Question: After years of pastoring our church, our beloved pastor resigned. Months later, we embraced another pastor. He is different from the former pastor in many ways, and I think he will be a fine pastor-if our church people will give him the chance. It appears that a good number of people are still frustrated that our former pastor left, and they are not accepting this new pastor like they should. I almost feel like they are taking out their negative emotions on the new pastor. Tension is rising, and I am afraid our church may fall apart or split. I am at a loss as to what I can do to help bring about a recovery for our church family.
Answer: One of the hardest things a church can do is release a pastor that they love. Some church members may even feel betrayed and angry. Unfortunately, they can even project their anger and negative emotions onto the next pastor. It does sound like this may be happening in your church.
First, begin a small prayer group whose sole focus is praying for your church. I recommend that you host these prayer meetings in your home and/or in the home of other concerned church people. Remember to keep the meeting focused on prayer--not talking about church problems to each other. Our church meets in the homes of our members every Wednesday night. We call these our cottage prayer meetings. In the meetings, we distribute the names on our church's database to each person present. We then pray aloud for each person on our list. We also pray for God's blessing upon our church and our services. I am blessed by the amazing outcomes of this commitment to prayer that our church has seen. Your church will experience the same thing. It's been said that a family that prays together, stays together; this is also true of a church family.
Second, Ephesians 4:15 references, “speaking the truth in love.” Since you are the one in the congregation who sees what is going on, then God will most likely use you to state the truth of what you see. However, there is a time and place to speak up and a time to remain silent. Begin praying that the Lord will open an opportunity to state truth. Just the simple act of saying, “I am concerned that some among us are unfairly projecting their anger and frustration onto our new pastor,” will reveal behavior that people may not even consciously realize they are manifesting. However, it is vitally important that you wait for the Lord to open a time and place for you to speak truth. If it's His will for you to speak up, you will not have to force the issue; the opportunity will fall at your feet.

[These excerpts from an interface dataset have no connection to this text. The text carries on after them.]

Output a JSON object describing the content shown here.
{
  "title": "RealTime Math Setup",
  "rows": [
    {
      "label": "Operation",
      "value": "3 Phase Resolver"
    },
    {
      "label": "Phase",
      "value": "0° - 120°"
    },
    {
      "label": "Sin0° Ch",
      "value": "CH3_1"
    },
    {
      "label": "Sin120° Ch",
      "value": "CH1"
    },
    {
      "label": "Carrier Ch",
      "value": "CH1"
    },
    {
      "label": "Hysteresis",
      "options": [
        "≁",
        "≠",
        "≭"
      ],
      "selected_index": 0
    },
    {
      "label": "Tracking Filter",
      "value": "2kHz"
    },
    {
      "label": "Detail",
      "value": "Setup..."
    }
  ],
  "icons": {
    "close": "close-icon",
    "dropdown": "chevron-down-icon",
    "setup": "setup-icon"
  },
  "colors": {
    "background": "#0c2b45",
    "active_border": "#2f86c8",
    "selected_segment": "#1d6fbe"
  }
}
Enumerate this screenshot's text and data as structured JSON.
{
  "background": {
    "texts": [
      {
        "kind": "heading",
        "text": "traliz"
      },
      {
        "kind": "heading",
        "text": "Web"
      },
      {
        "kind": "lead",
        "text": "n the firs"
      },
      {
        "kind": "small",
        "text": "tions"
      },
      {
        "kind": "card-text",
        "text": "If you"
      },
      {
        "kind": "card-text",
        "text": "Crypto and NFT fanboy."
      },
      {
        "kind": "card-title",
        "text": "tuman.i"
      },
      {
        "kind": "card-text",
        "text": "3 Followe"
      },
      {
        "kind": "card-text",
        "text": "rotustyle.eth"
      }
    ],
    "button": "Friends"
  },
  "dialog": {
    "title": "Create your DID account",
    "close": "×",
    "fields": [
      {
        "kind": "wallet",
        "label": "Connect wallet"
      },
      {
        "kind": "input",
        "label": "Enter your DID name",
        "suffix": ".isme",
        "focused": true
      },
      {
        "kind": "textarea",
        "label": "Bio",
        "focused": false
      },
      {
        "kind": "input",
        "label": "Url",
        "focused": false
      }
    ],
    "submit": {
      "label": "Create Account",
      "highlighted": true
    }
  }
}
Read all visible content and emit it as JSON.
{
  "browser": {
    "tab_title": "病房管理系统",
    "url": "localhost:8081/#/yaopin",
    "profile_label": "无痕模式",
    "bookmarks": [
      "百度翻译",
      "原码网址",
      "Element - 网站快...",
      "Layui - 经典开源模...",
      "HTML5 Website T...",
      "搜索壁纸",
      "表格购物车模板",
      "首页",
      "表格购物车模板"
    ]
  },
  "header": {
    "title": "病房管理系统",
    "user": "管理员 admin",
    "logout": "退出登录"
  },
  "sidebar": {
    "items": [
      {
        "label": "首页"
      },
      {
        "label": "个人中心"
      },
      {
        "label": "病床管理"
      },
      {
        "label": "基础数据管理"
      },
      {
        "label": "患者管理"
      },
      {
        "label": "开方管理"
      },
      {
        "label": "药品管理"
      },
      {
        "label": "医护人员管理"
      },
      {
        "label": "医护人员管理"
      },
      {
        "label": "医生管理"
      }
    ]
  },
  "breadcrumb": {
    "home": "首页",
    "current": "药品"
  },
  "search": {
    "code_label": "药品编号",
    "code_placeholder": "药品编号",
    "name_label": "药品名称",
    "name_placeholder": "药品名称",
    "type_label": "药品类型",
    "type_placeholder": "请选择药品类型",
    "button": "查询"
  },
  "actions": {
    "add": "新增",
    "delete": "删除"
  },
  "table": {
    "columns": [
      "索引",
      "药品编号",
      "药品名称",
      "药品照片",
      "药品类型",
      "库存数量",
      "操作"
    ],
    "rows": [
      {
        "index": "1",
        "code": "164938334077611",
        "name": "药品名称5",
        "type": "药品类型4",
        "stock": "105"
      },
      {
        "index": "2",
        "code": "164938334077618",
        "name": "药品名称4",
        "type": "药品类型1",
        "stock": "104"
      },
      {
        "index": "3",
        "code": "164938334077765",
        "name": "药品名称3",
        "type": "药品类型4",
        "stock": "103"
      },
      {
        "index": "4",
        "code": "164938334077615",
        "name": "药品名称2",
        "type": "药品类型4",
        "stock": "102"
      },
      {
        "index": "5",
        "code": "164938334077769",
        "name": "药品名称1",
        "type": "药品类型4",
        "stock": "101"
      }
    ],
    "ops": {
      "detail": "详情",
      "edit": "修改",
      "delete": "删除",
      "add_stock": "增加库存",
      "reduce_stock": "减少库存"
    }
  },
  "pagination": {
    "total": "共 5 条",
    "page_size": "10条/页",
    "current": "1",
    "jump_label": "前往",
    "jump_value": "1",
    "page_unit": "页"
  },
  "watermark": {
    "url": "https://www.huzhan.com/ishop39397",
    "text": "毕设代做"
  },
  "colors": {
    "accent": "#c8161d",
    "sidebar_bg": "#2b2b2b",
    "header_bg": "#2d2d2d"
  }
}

Third, commit to spreading the bond of love. For instance, a simple, weekly text or e-mail, telling folks in your church that you are praying for them can have a profound effect on people's hearts and minds. Instead of judging those who are judging your new pastor, extend God's grace through note cards and hugs and encouraging words.
Fourth, support your pastor. He and his wife will be feeling the friction and will be under tremendous stress because of it. Let your pastoral family know that you are behind them and that you are supporting them in love and prayer for God's wisdom and discernment.
Last, remember, you cannot change hearts-only God can. While you can be a ready vessel for God's use, you cannot fix the problem. That's the Lord's work. Release the resolution of the issue to His control and keep your focus on Him. This will prohibit other people's dysfunctional behavior from tainting your peace.
The author of 54 books, Debra White Smith holds an M.A. from U.T. and is the featured relationship specialist on the Fox News Radio Show, “Plain Jane Wisdom.” She and her husband, Daniel, co-pastor Palestine Church of the Nazarene. For more information, visit www.debrawhitesmith.com. Got a problem? E-mail Debra at firstname.lastname@example.org